RECORDS FOR PROCESSING:
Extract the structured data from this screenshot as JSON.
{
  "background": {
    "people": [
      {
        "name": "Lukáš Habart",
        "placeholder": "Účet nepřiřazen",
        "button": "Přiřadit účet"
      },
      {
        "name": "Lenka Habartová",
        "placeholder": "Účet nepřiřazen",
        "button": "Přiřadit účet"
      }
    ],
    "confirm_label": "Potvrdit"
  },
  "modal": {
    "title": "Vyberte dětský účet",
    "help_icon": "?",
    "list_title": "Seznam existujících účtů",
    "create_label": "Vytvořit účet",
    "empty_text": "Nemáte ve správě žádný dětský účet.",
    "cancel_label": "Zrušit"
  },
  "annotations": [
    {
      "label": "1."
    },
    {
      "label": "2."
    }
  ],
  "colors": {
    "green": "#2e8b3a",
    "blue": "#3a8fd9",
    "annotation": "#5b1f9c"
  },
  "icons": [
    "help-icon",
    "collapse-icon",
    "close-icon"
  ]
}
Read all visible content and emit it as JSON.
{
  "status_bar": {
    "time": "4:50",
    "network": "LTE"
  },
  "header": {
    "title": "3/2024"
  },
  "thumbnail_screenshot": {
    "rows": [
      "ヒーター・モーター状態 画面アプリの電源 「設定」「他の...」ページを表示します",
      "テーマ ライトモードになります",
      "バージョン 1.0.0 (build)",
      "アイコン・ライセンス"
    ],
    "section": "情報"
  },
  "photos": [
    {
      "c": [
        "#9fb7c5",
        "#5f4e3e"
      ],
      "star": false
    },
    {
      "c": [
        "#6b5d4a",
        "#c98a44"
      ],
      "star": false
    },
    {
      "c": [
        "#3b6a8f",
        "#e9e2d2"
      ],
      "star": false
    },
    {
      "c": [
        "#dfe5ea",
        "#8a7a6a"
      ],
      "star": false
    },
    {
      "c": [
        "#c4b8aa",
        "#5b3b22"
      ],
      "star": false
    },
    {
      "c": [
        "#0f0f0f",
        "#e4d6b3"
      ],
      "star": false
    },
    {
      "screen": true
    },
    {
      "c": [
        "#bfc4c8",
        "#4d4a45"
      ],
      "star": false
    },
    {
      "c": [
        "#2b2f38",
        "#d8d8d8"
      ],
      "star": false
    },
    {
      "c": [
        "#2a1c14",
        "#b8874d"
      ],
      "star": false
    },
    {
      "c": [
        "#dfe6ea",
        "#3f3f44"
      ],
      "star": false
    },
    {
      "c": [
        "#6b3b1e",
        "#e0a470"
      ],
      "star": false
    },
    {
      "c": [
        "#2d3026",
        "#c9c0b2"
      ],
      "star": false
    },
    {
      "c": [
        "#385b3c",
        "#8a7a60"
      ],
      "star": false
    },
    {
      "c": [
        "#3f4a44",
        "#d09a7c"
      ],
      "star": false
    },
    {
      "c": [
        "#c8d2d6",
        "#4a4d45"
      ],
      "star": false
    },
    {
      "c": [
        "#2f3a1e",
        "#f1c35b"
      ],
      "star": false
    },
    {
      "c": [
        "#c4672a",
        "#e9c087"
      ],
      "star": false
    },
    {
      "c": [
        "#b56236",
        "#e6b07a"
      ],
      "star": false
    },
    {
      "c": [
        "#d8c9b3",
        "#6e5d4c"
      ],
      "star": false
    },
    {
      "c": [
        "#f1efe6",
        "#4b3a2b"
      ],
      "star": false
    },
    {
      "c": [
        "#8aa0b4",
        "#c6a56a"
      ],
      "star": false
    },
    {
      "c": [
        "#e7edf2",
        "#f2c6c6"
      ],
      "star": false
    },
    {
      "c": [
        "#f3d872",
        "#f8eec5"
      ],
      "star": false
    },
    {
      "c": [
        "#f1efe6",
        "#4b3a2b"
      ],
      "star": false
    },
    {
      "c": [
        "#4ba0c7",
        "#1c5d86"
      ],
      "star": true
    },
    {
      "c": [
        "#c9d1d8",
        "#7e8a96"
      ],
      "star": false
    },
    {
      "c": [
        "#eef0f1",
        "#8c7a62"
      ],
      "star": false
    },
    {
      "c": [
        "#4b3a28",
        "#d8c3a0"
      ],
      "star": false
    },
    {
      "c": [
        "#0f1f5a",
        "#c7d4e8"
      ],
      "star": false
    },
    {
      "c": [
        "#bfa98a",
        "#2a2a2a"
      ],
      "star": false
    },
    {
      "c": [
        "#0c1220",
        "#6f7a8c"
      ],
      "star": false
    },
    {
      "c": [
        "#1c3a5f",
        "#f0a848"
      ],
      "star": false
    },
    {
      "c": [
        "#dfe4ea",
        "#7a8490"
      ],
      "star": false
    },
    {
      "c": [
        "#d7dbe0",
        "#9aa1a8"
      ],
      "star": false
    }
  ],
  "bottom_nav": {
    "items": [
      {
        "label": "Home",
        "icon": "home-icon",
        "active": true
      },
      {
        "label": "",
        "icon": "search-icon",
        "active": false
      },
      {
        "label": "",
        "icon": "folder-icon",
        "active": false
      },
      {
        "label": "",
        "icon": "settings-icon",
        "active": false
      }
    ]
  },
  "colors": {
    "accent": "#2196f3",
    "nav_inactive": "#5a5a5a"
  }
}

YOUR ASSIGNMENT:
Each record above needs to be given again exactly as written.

OUTPUT OF THE EXERCISE:
Extract the structured data from this screenshot as JSON.
{
  "background": {
    "people": [
      {
        "name": "Lukáš Habart",
        "placeholder": "Účet nepřiřazen",
        "button": "Přiřadit účet"
      },
      {
        "name": "Lenka Habartová",
        "placeholder": "Účet nepřiřazen",
        "button": "Přiřadit účet"
      }
    ],
    "confirm_label": "Potvrdit"
  },
  "modal": {
    "title": "Vyberte dětský účet",
    "help_icon": "?",
    "list_title": "Seznam existujících účtů",
    "create_label": "Vytvořit účet",
    "empty_text": "Nemáte ve správě žádný dětský účet.",
    "cancel_label": "Zrušit"
  },
  "annotations": [
    {
      "label": "1."
    },
    {
      "label": "2."
    }
  ],
  "colors": {
    "green": "#2e8b3a",
    "blue": "#3a8fd9",
    "annotation": "#5b1f9c"
  },
  "icons": [
    "help-icon",
    "collapse-icon",
    "close-icon"
  ]
}
Read all visible content and emit it as JSON.
{
  "status_bar": {
    "time": "4:50",
    "network": "LTE"
  },
  "header": {
    "title": "3/2024"
  },
  "thumbnail_screenshot": {
    "rows": [
      "ヒーター・モーター状態 画面アプリの電源 「設定」「他の...」ページを表示します",
      "テーマ ライトモードになります",
      "バージョン 1.0.0 (build)",
      "アイコン・ライセンス"
    ],
    "section": "情報"
  },
  "photos": [
    {
      "c": [
        "#9fb7c5",
        "#5f4e3e"
      ],
      "star": false
    },
    {
      "c": [
        "#6b5d4a",
        "#c98a44"
      ],
      "star": false
    },
    {
      "c": [
        "#3b6a8f",
        "#e9e2d2"
      ],
      "star": false
    },
    {
      "c": [
        "#dfe5ea",
        "#8a7a6a"
      ],
      "star": false
    },
    {
      "c": [
        "#c4b8aa",
        "#5b3b22"
      ],
      "star": false
    },
    {
      "c": [
        "#0f0f0f",
        "#e4d6b3"
      ],
      "star": false
    },
    {
      "screen": true
    },
    {
      "c": [
        "#bfc4c8",
        "#4d4a45"
      ],
      "star": false
    },
    {
      "c": [
        "#2b2f38",
        "#d8d8d8"
      ],
      "star": false
    },
    {
      "c": [
        "#2a1c14",
        "#b8874d"
      ],
      "star": false
    },
    {
      "c": [
        "#dfe6ea",
        "#3f3f44"
      ],
      "star": false
    },
    {
      "c": [
        "#6b3b1e",
        "#e0a470"
      ],
      "star": false
    },
    {
      "c": [
        "#2d3026",
        "#c9c0b2"
      ],
      "star": false
    },
    {
      "c": [
        "#385b3c",
        "#8a7a60"
      ],
      "star": false
    },
    {
      "c": [
        "#3f4a44",
        "#d09a7c"
      ],
      "star": false
    },
    {
      "c": [
        "#c8d2d6",
        "#4a4d45"
      ],
      "star": false
    },
    {
      "c": [
        "#2f3a1e",
        "#f1c35b"
      ],
      "star": false
    },
    {
      "c": [
        "#c4672a",
        "#e9c087"
      ],
      "star": false
    },
    {
      "c": [
        "#b56236",
        "#e6b07a"
      ],
      "star": false
    },
    {
      "c": [
        "#d8c9b3",
        "#6e5d4c"
      ],
      "star": false
    },
    {
      "c": [
        "#f1efe6",
        "#4b3a2b"
      ],
      "star": false
    },
    {
      "c": [
        "#8aa0b4",
        "#c6a56a"
      ],
      "star": false
    },
    {
      "c": [
        "#e7edf2",
        "#f2c6c6"
      ],
      "star": false
    },
    {
      "c": [
        "#f3d872",
        "#f8eec5"
      ],
      "star": false
    },
    {
      "c": [
        "#f1efe6",
        "#4b3a2b"
      ],
      "star": false
    },
    {
      "c": [
        "#4ba0c7",
        "#1c5d86"
      ],
      "star": true
    },
    {
      "c": [
        "#c9d1d8",
        "#7e8a96"
      ],
      "star": false
    },
    {
      "c": [
        "#eef0f1",
        "#8c7a62"
      ],
      "star": false
    },
    {
      "c": [
        "#4b3a28",
        "#d8c3a0"
      ],
      "star": false
    },
    {
      "c": [
        "#0f1f5a",
        "#c7d4e8"
      ],
      "star": false
    },
    {
      "c": [
        "#bfa98a",
        "#2a2a2a"
      ],
      "star": false
    },
    {
      "c": [
        "#0c1220",
        "#6f7a8c"
      ],
      "star": false
    },
    {
      "c": [
        "#1c3a5f",
        "#f0a848"
      ],
      "star": false
    },
    {
      "c": [
        "#dfe4ea",
        "#7a8490"
      ],
      "star": false
    },
    {
      "c": [
        "#d7dbe0",
        "#9aa1a8"
      ],
      "star": false
    }
  ],
  "bottom_nav": {
    "items": [
      {
        "label": "Home",
        "icon": "home-icon",
        "active": true
      },
      {
        "label": "",
        "icon": "search-icon",
        "active": false
      },
      {
        "label": "",
        "icon": "folder-icon",
        "active": false
      },
      {
        "label": "",
        "icon": "settings-icon",
        "active": false
      }
    ]
  },
  "colors": {
    "accent": "#2196f3",
    "nav_inactive": "#5a5a5a"
  }
}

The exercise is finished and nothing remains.